Problem requirements :: Check each line below for "title" and report how many have it, nothing else.

Information ::

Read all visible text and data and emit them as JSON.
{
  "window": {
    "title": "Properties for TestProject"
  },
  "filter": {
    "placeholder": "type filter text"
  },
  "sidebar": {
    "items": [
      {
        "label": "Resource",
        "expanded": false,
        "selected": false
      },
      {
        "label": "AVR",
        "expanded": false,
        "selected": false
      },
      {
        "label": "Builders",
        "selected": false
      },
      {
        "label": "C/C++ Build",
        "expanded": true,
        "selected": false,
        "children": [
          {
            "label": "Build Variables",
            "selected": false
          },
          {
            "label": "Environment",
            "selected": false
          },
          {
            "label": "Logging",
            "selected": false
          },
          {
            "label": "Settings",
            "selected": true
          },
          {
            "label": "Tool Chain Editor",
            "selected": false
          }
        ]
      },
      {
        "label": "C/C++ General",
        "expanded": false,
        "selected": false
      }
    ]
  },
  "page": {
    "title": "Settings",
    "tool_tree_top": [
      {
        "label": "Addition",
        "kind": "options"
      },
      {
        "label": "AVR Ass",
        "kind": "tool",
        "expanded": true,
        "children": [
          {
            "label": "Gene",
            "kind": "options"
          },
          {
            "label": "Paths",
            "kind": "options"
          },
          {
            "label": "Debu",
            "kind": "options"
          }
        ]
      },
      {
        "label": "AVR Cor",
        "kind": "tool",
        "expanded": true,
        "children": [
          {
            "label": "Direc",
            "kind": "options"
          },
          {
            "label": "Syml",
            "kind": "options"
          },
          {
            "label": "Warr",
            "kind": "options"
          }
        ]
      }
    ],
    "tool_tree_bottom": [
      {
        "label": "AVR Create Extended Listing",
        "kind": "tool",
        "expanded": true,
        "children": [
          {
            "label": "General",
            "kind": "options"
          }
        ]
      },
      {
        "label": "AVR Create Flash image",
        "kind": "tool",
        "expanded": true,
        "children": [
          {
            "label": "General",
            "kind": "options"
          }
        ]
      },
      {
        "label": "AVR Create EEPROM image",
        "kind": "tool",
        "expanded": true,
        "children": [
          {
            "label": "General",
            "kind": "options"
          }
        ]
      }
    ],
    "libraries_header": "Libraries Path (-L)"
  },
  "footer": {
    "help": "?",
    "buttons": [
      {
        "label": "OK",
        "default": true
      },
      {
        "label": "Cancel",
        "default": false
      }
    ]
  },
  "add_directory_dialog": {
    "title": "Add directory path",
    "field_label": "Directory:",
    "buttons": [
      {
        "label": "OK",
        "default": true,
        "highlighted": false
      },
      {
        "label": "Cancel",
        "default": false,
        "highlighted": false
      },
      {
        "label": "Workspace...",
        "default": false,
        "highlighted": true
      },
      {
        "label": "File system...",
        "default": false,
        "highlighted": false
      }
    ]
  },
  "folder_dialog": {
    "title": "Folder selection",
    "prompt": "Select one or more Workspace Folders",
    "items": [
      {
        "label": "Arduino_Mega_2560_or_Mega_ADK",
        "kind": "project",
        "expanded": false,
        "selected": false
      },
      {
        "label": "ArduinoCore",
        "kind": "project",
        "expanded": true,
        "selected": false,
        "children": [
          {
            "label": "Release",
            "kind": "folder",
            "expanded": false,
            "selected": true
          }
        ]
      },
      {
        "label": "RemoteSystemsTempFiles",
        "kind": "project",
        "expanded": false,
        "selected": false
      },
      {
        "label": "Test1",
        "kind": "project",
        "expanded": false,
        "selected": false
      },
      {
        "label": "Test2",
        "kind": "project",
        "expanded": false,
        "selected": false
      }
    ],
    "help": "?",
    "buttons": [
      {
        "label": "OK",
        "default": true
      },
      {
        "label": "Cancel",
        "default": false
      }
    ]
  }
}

Exercise answer :: 4